The pro-democracy camp refers to a political alignment in Hong Kong that supports increased democracy, namely the universal suffrage of the Chief Executive and the Legislative Council as given by the Basic Law under the "One Country, Two Systems" framework.
The pro-democrats generally embrace liberal values such as rule of law, human rights, civil liberties and social justice, though their economic positions vary. They are often referred to as the "opposition camp" as they have consistently been the minority camp within the Legislative Council, and because of their non-cooperative and sometimes confrontational stance towards the Hong Kong and Chinese central governments. Opposite to the pro-democracy camp is the pro-Beijing camp, whose members are perceived as being supportive of the Beijing and SAR authorities.

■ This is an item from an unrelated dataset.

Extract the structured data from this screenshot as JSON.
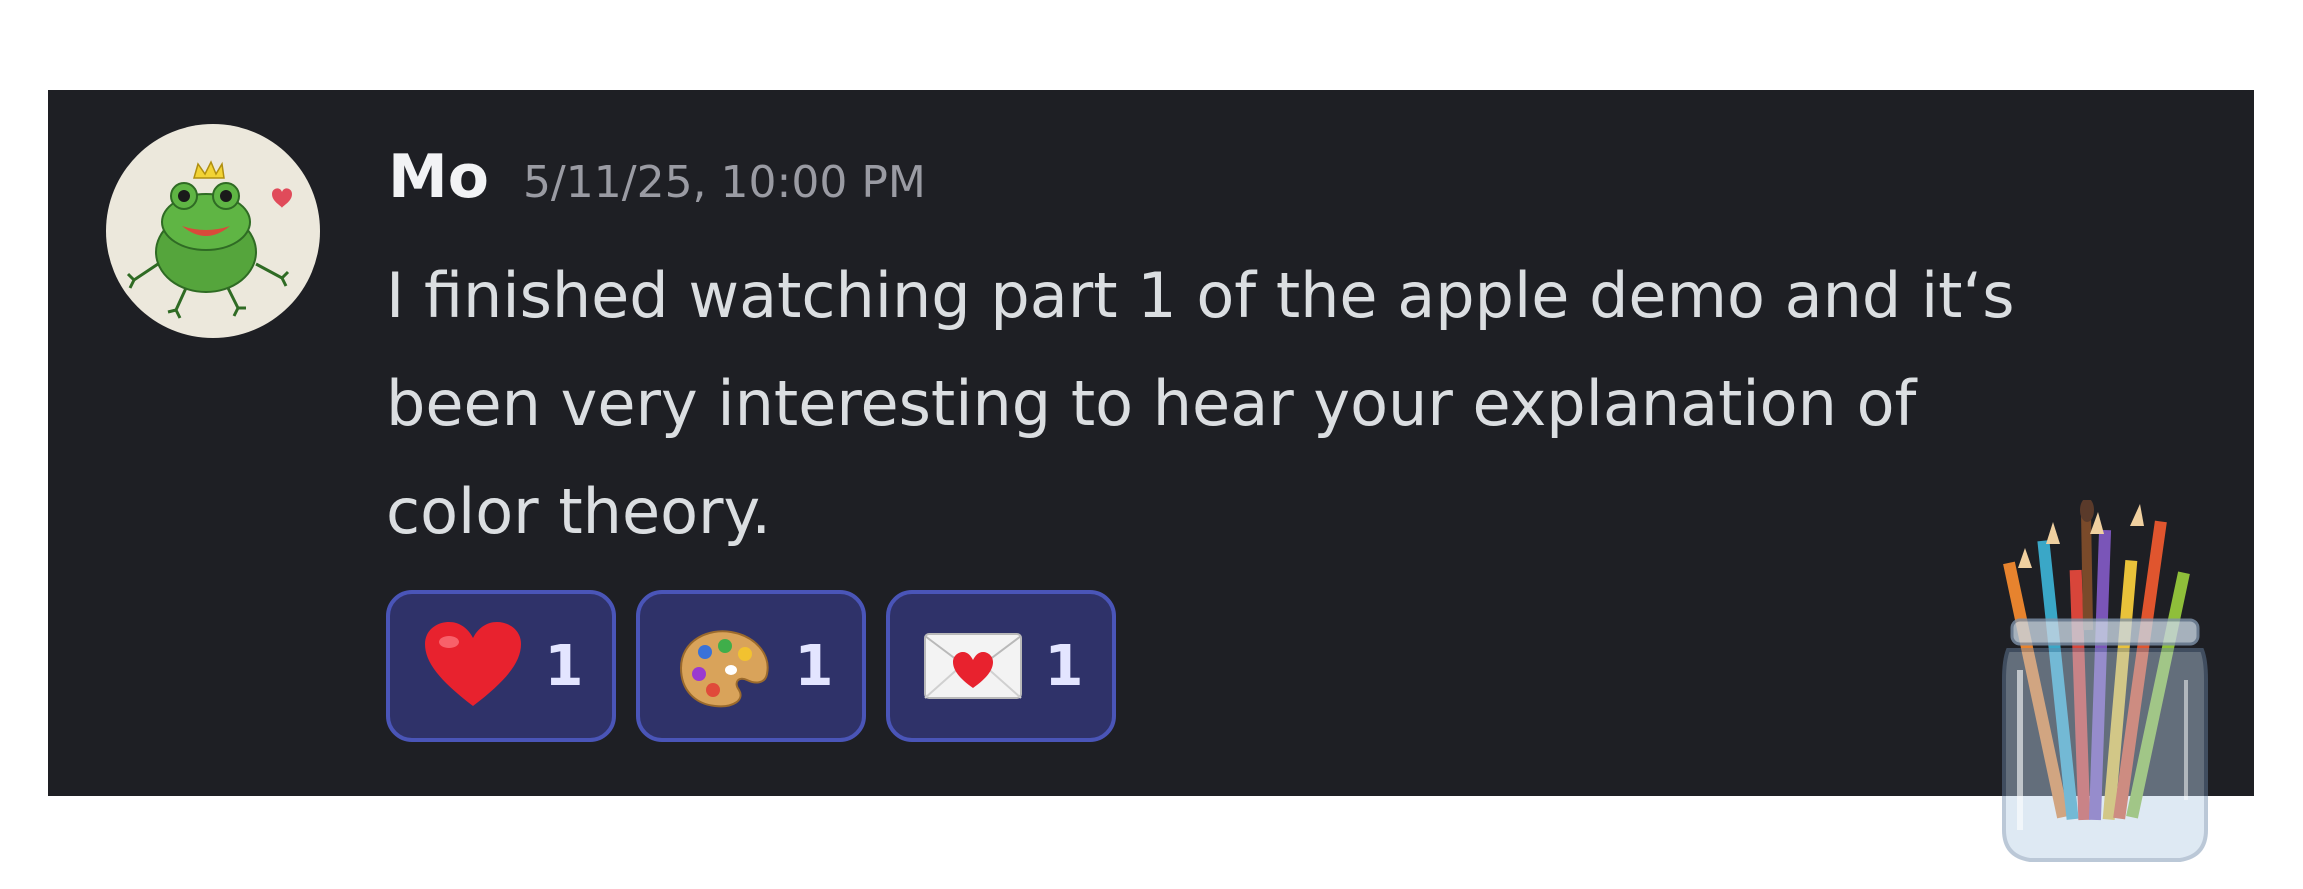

Since the 1997 handover, the pro-democracy camp has usually received 55 to 60 percent of the votes in each election, but has always received less than half of the seats in the Legislative Council due to the indirectly elected elements of the legislature.